_Required action:_
Copy out every line of the listing in which "number" appears.
Data listing Start Marker
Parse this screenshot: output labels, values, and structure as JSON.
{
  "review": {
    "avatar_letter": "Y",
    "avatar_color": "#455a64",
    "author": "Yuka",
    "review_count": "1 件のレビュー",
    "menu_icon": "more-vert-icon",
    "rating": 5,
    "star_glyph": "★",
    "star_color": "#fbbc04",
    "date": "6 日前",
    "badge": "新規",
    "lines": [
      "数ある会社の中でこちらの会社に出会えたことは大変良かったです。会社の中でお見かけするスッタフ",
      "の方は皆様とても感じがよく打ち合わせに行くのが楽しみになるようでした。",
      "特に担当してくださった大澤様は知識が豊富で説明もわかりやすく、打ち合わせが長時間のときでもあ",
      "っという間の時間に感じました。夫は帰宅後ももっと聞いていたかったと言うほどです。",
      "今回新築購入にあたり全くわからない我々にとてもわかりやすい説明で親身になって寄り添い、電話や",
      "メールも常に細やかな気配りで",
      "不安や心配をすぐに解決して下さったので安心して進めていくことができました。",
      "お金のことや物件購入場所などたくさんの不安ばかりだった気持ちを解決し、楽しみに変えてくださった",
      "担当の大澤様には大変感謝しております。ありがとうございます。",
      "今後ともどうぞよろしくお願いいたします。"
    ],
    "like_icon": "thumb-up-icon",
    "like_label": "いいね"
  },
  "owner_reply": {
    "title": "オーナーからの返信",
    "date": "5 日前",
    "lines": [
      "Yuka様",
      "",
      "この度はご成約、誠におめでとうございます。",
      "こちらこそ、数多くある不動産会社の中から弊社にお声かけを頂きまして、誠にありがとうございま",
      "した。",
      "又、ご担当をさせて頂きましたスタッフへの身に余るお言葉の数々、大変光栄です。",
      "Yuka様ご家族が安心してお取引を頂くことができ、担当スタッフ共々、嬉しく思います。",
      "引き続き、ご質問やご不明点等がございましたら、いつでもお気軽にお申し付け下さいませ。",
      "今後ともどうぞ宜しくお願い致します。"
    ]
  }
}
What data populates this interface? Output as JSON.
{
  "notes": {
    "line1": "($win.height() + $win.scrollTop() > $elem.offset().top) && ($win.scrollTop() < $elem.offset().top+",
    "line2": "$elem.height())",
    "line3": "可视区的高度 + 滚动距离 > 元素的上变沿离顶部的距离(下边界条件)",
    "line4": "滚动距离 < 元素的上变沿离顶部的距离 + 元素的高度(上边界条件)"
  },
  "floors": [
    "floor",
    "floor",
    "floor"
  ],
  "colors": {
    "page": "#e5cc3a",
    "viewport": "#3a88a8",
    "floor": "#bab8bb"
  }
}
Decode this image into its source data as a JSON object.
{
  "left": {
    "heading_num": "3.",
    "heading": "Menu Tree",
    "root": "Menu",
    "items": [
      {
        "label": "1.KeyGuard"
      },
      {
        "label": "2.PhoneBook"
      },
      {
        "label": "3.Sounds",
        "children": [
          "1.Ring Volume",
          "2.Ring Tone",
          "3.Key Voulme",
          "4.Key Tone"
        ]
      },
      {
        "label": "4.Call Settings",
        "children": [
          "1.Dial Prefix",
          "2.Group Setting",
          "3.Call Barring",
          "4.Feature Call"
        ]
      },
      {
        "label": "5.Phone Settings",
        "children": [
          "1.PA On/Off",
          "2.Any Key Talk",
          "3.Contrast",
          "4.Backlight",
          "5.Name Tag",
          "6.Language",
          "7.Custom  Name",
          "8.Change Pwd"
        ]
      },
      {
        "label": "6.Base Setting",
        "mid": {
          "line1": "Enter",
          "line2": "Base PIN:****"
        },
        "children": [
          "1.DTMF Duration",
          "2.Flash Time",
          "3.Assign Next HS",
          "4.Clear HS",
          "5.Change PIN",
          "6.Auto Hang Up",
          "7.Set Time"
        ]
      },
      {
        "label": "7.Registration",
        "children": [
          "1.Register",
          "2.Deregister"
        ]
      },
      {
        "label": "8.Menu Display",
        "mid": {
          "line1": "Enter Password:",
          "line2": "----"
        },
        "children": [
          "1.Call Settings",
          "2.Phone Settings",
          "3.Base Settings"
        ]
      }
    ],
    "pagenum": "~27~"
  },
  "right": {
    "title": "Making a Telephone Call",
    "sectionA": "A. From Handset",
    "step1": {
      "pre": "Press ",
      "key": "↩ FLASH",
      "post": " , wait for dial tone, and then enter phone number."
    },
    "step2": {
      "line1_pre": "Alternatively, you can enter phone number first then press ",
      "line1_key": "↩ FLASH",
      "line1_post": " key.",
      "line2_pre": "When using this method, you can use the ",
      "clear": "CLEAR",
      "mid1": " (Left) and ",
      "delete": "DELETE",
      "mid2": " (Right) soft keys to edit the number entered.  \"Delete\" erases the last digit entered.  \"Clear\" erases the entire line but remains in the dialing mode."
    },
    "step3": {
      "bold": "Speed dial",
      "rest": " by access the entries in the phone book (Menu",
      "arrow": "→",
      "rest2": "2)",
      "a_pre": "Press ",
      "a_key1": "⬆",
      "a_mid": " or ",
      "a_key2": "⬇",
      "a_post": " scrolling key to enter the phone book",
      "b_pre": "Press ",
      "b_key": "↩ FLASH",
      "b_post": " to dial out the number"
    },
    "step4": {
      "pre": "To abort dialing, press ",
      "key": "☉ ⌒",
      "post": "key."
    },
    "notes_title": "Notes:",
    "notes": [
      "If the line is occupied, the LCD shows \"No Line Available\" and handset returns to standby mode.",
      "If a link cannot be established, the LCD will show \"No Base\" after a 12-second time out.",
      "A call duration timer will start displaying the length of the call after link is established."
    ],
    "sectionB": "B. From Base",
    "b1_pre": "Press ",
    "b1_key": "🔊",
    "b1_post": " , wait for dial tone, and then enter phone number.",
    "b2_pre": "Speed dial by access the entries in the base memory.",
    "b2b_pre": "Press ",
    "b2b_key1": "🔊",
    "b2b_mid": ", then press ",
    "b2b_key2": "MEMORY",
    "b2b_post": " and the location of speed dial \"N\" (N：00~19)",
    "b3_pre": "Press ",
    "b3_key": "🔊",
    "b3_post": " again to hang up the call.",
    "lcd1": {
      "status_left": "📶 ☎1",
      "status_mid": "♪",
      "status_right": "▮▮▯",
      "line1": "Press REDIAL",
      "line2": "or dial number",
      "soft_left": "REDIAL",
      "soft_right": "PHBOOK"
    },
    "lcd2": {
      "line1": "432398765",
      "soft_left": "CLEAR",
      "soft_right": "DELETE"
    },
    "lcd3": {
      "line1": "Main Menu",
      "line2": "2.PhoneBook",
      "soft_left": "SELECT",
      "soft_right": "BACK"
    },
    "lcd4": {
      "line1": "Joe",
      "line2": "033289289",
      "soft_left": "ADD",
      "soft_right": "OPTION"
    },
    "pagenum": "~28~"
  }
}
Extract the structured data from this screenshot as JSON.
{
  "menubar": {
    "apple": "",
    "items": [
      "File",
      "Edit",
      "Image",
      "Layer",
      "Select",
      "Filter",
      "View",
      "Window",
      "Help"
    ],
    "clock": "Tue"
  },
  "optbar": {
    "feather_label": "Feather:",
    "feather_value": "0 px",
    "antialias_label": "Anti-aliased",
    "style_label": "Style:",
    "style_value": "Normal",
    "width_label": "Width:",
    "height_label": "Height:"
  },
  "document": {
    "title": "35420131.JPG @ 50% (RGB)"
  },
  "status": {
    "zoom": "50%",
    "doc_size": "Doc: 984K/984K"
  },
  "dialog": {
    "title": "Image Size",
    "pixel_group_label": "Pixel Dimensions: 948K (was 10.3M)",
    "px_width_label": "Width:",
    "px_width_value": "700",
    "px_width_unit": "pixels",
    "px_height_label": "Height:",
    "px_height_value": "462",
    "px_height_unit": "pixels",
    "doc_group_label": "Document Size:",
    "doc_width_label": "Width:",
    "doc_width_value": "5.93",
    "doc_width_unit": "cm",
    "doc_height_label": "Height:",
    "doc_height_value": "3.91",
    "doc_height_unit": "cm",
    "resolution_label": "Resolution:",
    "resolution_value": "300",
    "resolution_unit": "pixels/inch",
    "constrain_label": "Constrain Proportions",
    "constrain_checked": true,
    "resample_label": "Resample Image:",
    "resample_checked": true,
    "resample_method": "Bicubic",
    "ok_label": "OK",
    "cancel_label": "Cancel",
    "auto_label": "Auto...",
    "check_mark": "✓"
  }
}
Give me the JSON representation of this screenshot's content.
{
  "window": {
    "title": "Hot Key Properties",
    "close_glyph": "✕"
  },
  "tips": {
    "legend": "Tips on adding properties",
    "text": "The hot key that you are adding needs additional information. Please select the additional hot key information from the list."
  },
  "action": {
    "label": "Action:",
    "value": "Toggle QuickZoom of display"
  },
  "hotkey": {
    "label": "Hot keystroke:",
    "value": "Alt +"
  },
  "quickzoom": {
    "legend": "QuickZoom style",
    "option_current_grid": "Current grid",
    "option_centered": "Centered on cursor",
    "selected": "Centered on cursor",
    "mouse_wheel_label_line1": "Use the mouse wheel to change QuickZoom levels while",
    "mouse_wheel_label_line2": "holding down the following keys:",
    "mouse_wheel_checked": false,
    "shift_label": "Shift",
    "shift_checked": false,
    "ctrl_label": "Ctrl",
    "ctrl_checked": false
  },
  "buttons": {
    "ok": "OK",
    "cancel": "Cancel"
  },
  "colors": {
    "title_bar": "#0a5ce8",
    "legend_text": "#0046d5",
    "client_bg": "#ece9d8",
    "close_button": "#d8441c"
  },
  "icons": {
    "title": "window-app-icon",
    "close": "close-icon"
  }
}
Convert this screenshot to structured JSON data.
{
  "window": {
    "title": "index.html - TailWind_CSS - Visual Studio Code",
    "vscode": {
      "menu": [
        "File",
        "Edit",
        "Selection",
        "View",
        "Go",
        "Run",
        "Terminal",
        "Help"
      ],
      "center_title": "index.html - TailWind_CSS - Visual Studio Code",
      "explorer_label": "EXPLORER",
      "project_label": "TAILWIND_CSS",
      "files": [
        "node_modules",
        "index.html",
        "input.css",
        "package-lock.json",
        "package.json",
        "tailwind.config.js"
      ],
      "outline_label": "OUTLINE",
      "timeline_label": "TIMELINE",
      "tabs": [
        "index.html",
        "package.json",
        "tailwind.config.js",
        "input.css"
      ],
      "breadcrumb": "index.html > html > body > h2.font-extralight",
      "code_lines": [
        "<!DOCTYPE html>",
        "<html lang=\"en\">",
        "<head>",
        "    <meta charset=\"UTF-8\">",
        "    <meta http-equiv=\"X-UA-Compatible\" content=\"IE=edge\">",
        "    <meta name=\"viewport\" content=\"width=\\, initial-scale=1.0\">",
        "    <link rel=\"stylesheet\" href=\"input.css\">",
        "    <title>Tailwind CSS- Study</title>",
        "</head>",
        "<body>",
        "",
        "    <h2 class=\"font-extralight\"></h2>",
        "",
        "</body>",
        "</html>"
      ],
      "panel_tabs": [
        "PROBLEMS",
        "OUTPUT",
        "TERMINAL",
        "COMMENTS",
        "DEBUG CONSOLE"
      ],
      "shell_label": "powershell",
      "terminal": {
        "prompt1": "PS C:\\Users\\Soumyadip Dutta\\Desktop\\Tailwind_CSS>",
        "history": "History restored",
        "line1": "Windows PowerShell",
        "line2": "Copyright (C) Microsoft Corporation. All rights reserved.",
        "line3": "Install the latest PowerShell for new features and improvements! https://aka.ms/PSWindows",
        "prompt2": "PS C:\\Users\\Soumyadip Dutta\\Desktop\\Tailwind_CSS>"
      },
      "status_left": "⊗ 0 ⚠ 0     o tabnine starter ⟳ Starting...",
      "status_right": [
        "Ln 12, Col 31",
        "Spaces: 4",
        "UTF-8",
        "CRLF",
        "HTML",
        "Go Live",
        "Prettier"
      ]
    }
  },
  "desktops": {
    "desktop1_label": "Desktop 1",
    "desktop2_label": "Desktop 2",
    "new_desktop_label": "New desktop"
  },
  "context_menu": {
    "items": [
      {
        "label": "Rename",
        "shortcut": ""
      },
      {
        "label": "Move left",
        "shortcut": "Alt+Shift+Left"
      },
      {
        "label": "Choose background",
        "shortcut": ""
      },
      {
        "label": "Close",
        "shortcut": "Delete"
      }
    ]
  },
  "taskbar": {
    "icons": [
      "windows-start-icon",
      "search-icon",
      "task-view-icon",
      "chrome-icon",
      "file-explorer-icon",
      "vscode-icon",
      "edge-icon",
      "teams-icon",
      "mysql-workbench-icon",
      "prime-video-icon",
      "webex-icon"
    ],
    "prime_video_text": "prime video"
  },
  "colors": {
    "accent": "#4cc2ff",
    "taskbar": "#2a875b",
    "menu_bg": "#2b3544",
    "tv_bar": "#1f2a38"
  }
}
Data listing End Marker
_Exercise solution:_
      "post": " , wait for dial tone, and then enter phone number."
      "line1_pre": "Alternatively, you can enter phone number first then press ",
      "mid2": " (Right) soft keys to edit the number entered.  \"Delete\" erases the last digit entered.  \"Clear\" erases the entire line but remains in the dialing mode."
      "b_post": " to dial out the number"
    "b1_post": " , wait for dial tone, and then enter phone number.",
      "line2": "or dial number",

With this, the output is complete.